‘It was my favorite place’: students reflect on the permanent closures of local restaurants

Grace Barnes and Jennifer Errico

Editor’s Note: This article first appeared in the March 12 issue of The Daily Texan.


Each week Charlie Garcia used to set aside $20 from his serving tips to eat at Fricano’s Deli.


West Campus favorite Fricano’s Deli first opened their Nueces Street location in 2011. Nine years later, April 21, 2020, they permanently closed after city orders at the time prohibited dine-in services due to COVID-19.
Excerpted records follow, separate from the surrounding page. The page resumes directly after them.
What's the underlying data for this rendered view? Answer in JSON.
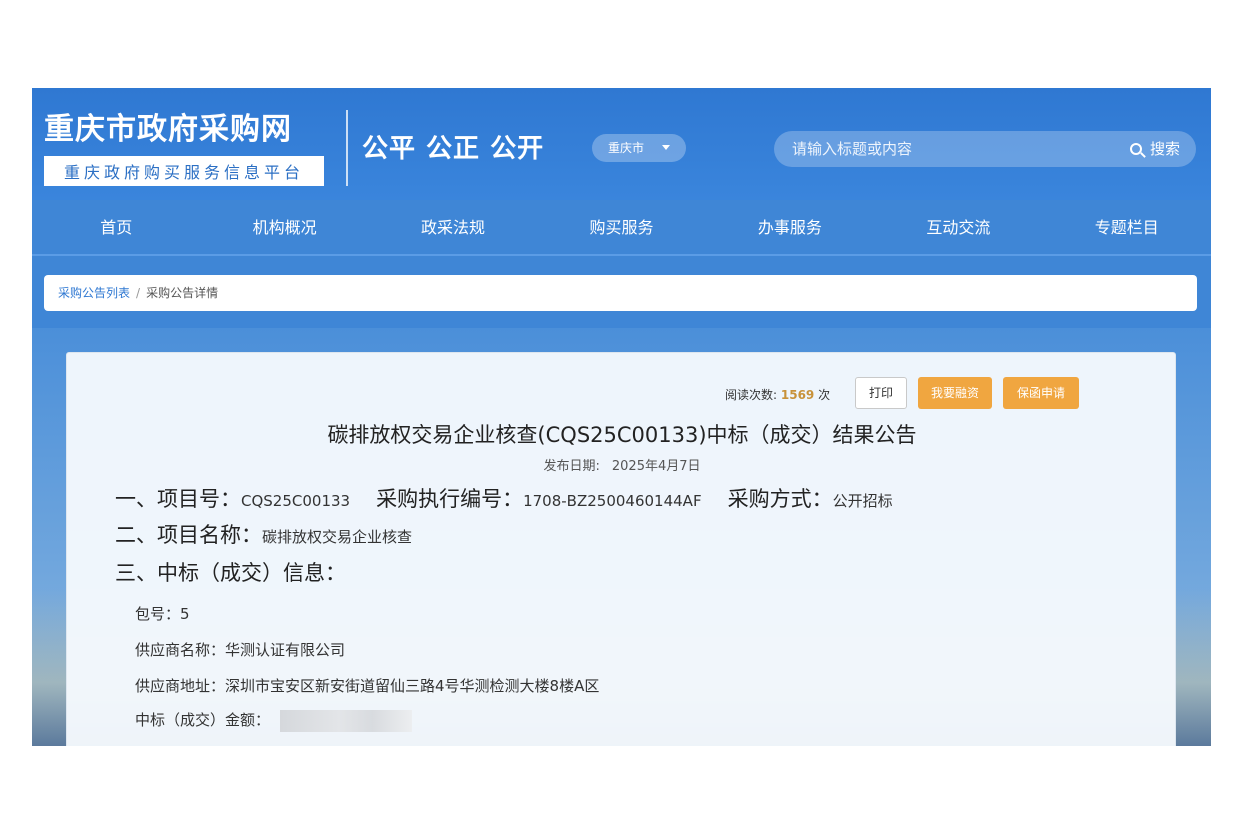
{
  "header": {
    "site_title": "重庆市政府采购网",
    "site_subtitle": "重庆政府购买服务信息平台",
    "slogan": "公平 公正 公开",
    "city_select": "重庆市",
    "search": {
      "placeholder": "请输入标题或内容",
      "button_label": "搜索"
    }
  },
  "nav": {
    "items": [
      {
        "label": "首页"
      },
      {
        "label": "机构概况"
      },
      {
        "label": "政采法规"
      },
      {
        "label": "购买服务"
      },
      {
        "label": "办事服务"
      },
      {
        "label": "互动交流"
      },
      {
        "label": "专题栏目"
      }
    ]
  },
  "breadcrumb": {
    "link": "采购公告列表",
    "separator": "/",
    "current": "采购公告详情"
  },
  "notice": {
    "read_label": "阅读次数:",
    "read_count": "1569",
    "read_unit": "次",
    "print_label": "打印",
    "finance_label": "我要融资",
    "guarantee_label": "保函申请",
    "title": "碳排放权交易企业核查(CQS25C00133)中标（成交）结果公告",
    "publish_label": "发布日期:",
    "publish_date": "2025年4月7日",
    "sec1": {
      "project_no_label": "一、项目号：",
      "project_no": "CQS25C00133",
      "exec_no_label": "采购执行编号：",
      "exec_no": "1708-BZ2500460144AF",
      "method_label": "采购方式：",
      "method": "公开招标"
    },
    "sec2": {
      "label": "二、项目名称：",
      "value": "碳排放权交易企业核查"
    },
    "sec3": {
      "label": "三、中标（成交）信息："
    },
    "fields": {
      "package_label": "包号：",
      "package_value": "5",
      "supplier_label": "供应商名称：",
      "supplier_value": "华测认证有限公司",
      "address_label": "供应商地址：",
      "address_value": "深圳市宝安区新安街道留仙三路4号华测检测大楼8楼A区",
      "amount_label": "中标（成交）金额："
    }
  },
  "colors": {
    "primary": "#2f78d2",
    "accent": "#f0a640",
    "read_count": "#c8923a"
  }
}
“It was my favorite place,” advertising senior Garcia said. “There’s no way I’m ever going to find a sandwich that I like as much as Fricano’s. I’m saying that with full confidence.”


155 Austin restaurants, including Fricano’s, permanently or temporarily closed their doors between March 1 and July 10, 2020, leaving many employees without jobs and UT students nostalgic for their favorite spots.




Alicia Davila, radio-television-film and English senior, said Fricano’s was the first place she ate in Austin.


“Fricano’s (really) gave the feeling of Austin … it was very homey and I really enjoyed it,” Davila said. “I think it was my family’s first restaurant they ate at because I would bring everyone there.”


Varsity Pizza and Pints


Varsity Pizza and Pints closed their Duval Street location May 2020 after serving the Austin community for 20 years. Architectural engineering senior Jack Gallagher said all of spirit group Texas Iron Spikes were disappointed by the closure.


“It was our spot,” Gallagher, president of Texas Iron Spikes, said. “There’s nothing else like it, and now it’s gone. I would usually show up at 12:30 (p.m.) and stay until our meeting at 7 (p.m.)”


Gallagher said he misses the camaraderie. He said he and other members of the spirit group knew every Thursday they would all be there.


“It was exactly like Central Perk in ‘Friends,’” Gallagher said. “We had our own elevated wooden section of the restaurant we would always sit at.”


Gallagher said he’s sad he can’t share Varsity Pizza and Pints with his brother who will be attending UT next fall.


Magnolia Cafe


The 24-hour diner on Lake Austin Boulevard known for its Tex-Mex and classic breakfast dishes permanently closed its doors April 16 after serving Austin residents for 41 years.


Garcia also has fond memories of the West Austin Magnolia Cafe, where he said he went on his first date with a former boyfriend. It became their special spot.


“I (remember ordering) my own breakfast sandwich with the little potatoes they used to have, and he got the mac ‘n’ cheese,” Garcia said. “Every single time we would go out on a ‘date date’ … we would go to Magnolia.”




Government sophomore Alejandro Casteñeda said he met one of his best friends at QDOBA during his first semester at UT. After their philosophy class, they often walked to the location at the corner of 24th Street and Guadalupe Street to eat and do homework.


“I miss the vibe,” Casteñeda said. “It was really nice sitting outside and just watching the (sunset) and there were never too many people. (QDOBA) became our space.”


QDOBA first opened their Guadalupe Street location in 2011 and permanently closed nine years later on July 2020.


“I don’t think Austin will be hurt by one QDOBA closing, but all the businesses it’s losing because of COVID-19 is hurting the soul of the city,” Casteñeda said. “It’s sad to know all these memories you’ve built (around a location), won’t be there anymore.”